▶ _Data under study_:

= Beginning of Section =

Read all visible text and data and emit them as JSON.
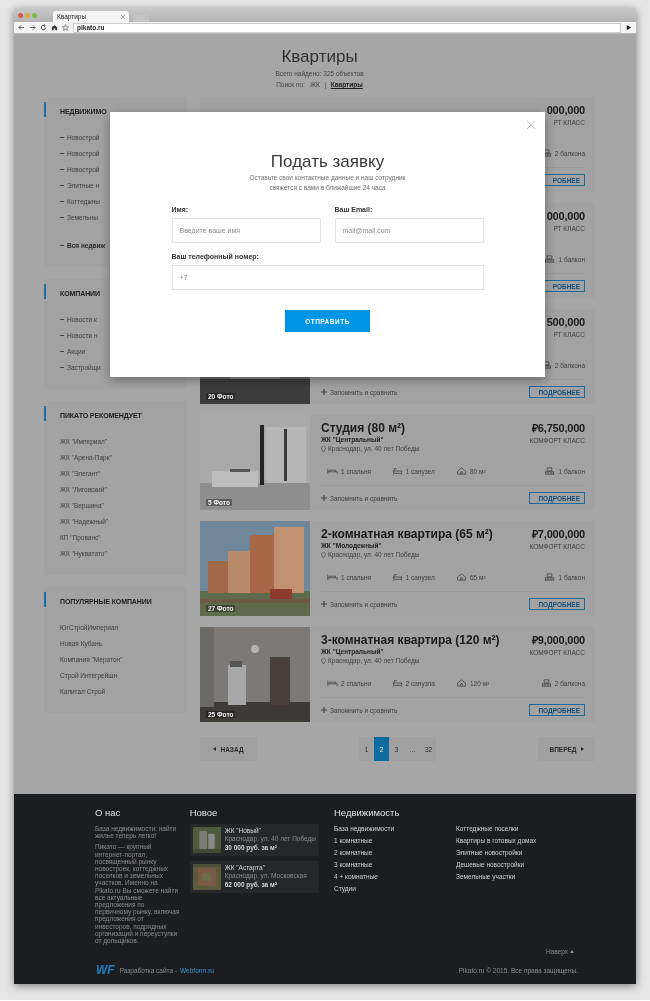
{
  "browser": {
    "tab_title": "Квартиры",
    "url": "pikato.ru"
  },
  "header": {
    "title": "Квартиры",
    "count": "Всего найдено: 325 объектов",
    "search_label": "Поиск по:",
    "search_options": [
      {
        "label": "ЖК",
        "selected": false
      },
      {
        "label": "Квартиры",
        "selected": true
      }
    ]
  },
  "sidebar": [
    {
      "heading": "НЕДВИЖИМО",
      "items": [
        {
          "label": "Новострой",
          "kind": "sub"
        },
        {
          "label": "Новострой",
          "kind": "sub"
        },
        {
          "label": "Новострой",
          "kind": "sub"
        },
        {
          "label": "Элитные н",
          "kind": "sub"
        },
        {
          "label": "Коттеджны",
          "kind": "sub"
        },
        {
          "label": "Земельны",
          "kind": "sub"
        },
        {
          "label": "Вся недвиж",
          "kind": "all"
        }
      ]
    },
    {
      "heading": "КОМПАНИИ",
      "items": [
        {
          "label": "Новости к",
          "kind": "sub"
        },
        {
          "label": "Новости н",
          "kind": "sub"
        },
        {
          "label": "Акции",
          "kind": "sub"
        },
        {
          "label": "Застройщи",
          "kind": "sub"
        }
      ]
    },
    {
      "heading": "ПИКАТО РЕКОМЕНДУЕТ",
      "items": [
        {
          "label": "ЖК \"Империал\"",
          "kind": "link"
        },
        {
          "label": "ЖК \"Арена-Парк\"",
          "kind": "link"
        },
        {
          "label": "ЖК \"Элегант\"",
          "kind": "link"
        },
        {
          "label": "ЖК \"Лиговский\"",
          "kind": "link"
        },
        {
          "label": "ЖК \"Вершина\"",
          "kind": "link"
        },
        {
          "label": "ЖК \"Надежный\"",
          "kind": "link"
        },
        {
          "label": "КП \"Прованс\"",
          "kind": "link"
        },
        {
          "label": "ЖК \"Нукватато\"",
          "kind": "link"
        }
      ]
    },
    {
      "heading": "ПОПУЛЯРНЫЕ КОМПАНИИ",
      "items": [
        {
          "label": "ЮгСтройИмпериал",
          "kind": "link"
        },
        {
          "label": "Новая Кубань",
          "kind": "link"
        },
        {
          "label": "Компания \"Мератон\"",
          "kind": "link"
        },
        {
          "label": "Строй Интегрейшн",
          "kind": "link"
        },
        {
          "label": "Капитал Строй",
          "kind": "link"
        }
      ]
    }
  ],
  "listings": [
    {
      "price": "000,000",
      "price_class": "РТ КЛАСС",
      "features": [
        {
          "kind": "balcony",
          "label": "2 балкона"
        }
      ],
      "details_button": "РОБНЕЕ"
    },
    {
      "price": "000,000",
      "price_class": "РТ КЛАСС",
      "features": [
        {
          "kind": "balcony",
          "label": "1 балкон"
        }
      ],
      "details_button": "РОБНЕЕ"
    },
    {
      "photo": {
        "kind": "picture"
      },
      "photo_count": "20 Фото",
      "price": "500,000",
      "price_class": "РТ КЛАСС",
      "features": [
        {
          "kind": "balcony",
          "label": "2 балкона"
        }
      ],
      "compare": "Запомнить и сравнить",
      "details_button": "ПОДРОБНЕЕ"
    },
    {
      "photo": {
        "kind": "picture"
      },
      "photo_count": "5 Фото",
      "title": "Студия (80 м²)",
      "complex": "ЖК \"Центральный\"",
      "address": "Краснодар, ул. 40 лет Победы",
      "price": "₽6,750,000",
      "price_class": "КОМФОРТ КЛАСС",
      "features": [
        {
          "kind": "bed",
          "label": "1 спальня"
        },
        {
          "kind": "bath",
          "label": "1 санузел"
        },
        {
          "kind": "area",
          "label": "80 м²"
        },
        {
          "kind": "balcony",
          "label": "1 балкон"
        }
      ],
      "compare": "Запомнить и сравнить",
      "details_button": "ПОДРОБНЕЕ"
    },
    {
      "photo": {
        "kind": "picture"
      },
      "photo_count": "27 Фото",
      "title": "2-комнатная квартира (65 м²)",
      "complex": "ЖК \"Молодежный\"",
      "address": "Краснодар, ул. 40 лет Победы",
      "price": "₽7,000,000",
      "price_class": "КОМФОРТ КЛАСС",
      "features": [
        {
          "kind": "bed",
          "label": "1 спальня"
        },
        {
          "kind": "bath",
          "label": "1 санузел"
        },
        {
          "kind": "area",
          "label": "65 м²"
        },
        {
          "kind": "balcony",
          "label": "1 балкон"
        }
      ],
      "compare": "Запомнить и сравнить",
      "details_button": "ПОДРОБНЕЕ"
    },
    {
      "photo": {
        "kind": "picture"
      },
      "photo_count": "25 Фото",
      "title": "3-комнатная квартира (120 м²)",
      "complex": "ЖК \"Центральный\"",
      "address": "Краснодар, ул. 40 лет Победы",
      "price": "₽9,000,000",
      "price_class": "КОМФОРТ КЛАСС",
      "features": [
        {
          "kind": "bed",
          "label": "2 спальни"
        },
        {
          "kind": "bath",
          "label": "2 санузла"
        },
        {
          "kind": "area",
          "label": "120 м²"
        },
        {
          "kind": "balcony",
          "label": "2 балкона"
        }
      ],
      "compare": "Запомнить и сравнить",
      "details_button": "ПОДРОБНЕЕ"
    }
  ],
  "pagination": {
    "prev": "НАЗАД",
    "next": "ВПЕРЕД",
    "pages": [
      {
        "label": "1",
        "kind": "page",
        "selected": false
      },
      {
        "label": "2",
        "kind": "page",
        "selected": true
      },
      {
        "label": "3",
        "kind": "page",
        "selected": false
      },
      {
        "label": "…",
        "kind": "gap"
      },
      {
        "label": "32",
        "kind": "page",
        "selected": false
      }
    ]
  },
  "modal": {
    "title": "Подать заявку",
    "subtitle": "Оставьте свои контактные данные и наш сотрудник свяжется с вами в ближайшие 24 часа",
    "name_label": "Имя:",
    "name_placeholder": "Введите ваше имя",
    "email_label": "Ваш Email:",
    "email_placeholder": "mail@mail.com",
    "phone_label": "Ваш телефонный номер:",
    "phone_placeholder": "+7",
    "submit": "ОТПРАВИТЬ"
  },
  "footer": {
    "about_heading": "О нас",
    "about_lead": "База недвижимости: найти жилье теперь легко!",
    "about_text": "Пикато — крупный интернет-портал, посвященный рынку новостроек, коттеджных поселков и земельных участков. Именно на Pikato.ru Вы сможете найти все актуальные предложения по первичному рынку, включая предложения от инвесторов, подрядных организаций и переуступки от дольщиков.",
    "new_heading": "Новое",
    "new_items": [
      {
        "photo": {
          "kind": "picture"
        },
        "name": "ЖК \"Новый\"",
        "address": "Краснодар, ул. 40 лет Победы",
        "price": "30 000 руб. за м²"
      },
      {
        "photo": {
          "kind": "picture"
        },
        "name": "ЖК \"Астарта\"",
        "address": "Краснодар, ул. Московская",
        "price": "62 000 руб. за м²"
      }
    ],
    "realty_heading": "Недвижимость",
    "realty_col1": [
      "База недвижимости",
      "1 комнатные",
      "2 комнатные",
      "3 комнатные",
      "4 + комнатные",
      "Студии"
    ],
    "realty_col2": [
      "Коттеджные поселки",
      "Квартиры в готовых домах",
      "Элитные новостройки",
      "Дешевые новостройки",
      "Земельные участки"
    ],
    "to_top": "Наверх",
    "logo": "WF",
    "dev_text": "Разработка сайта -",
    "dev_link": "Webform.ru",
    "copyright": "Pikato.ru © 2015. Все права защищены."
  }
}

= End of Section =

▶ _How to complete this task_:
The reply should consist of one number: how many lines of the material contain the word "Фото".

▶ _Result for this task_:
4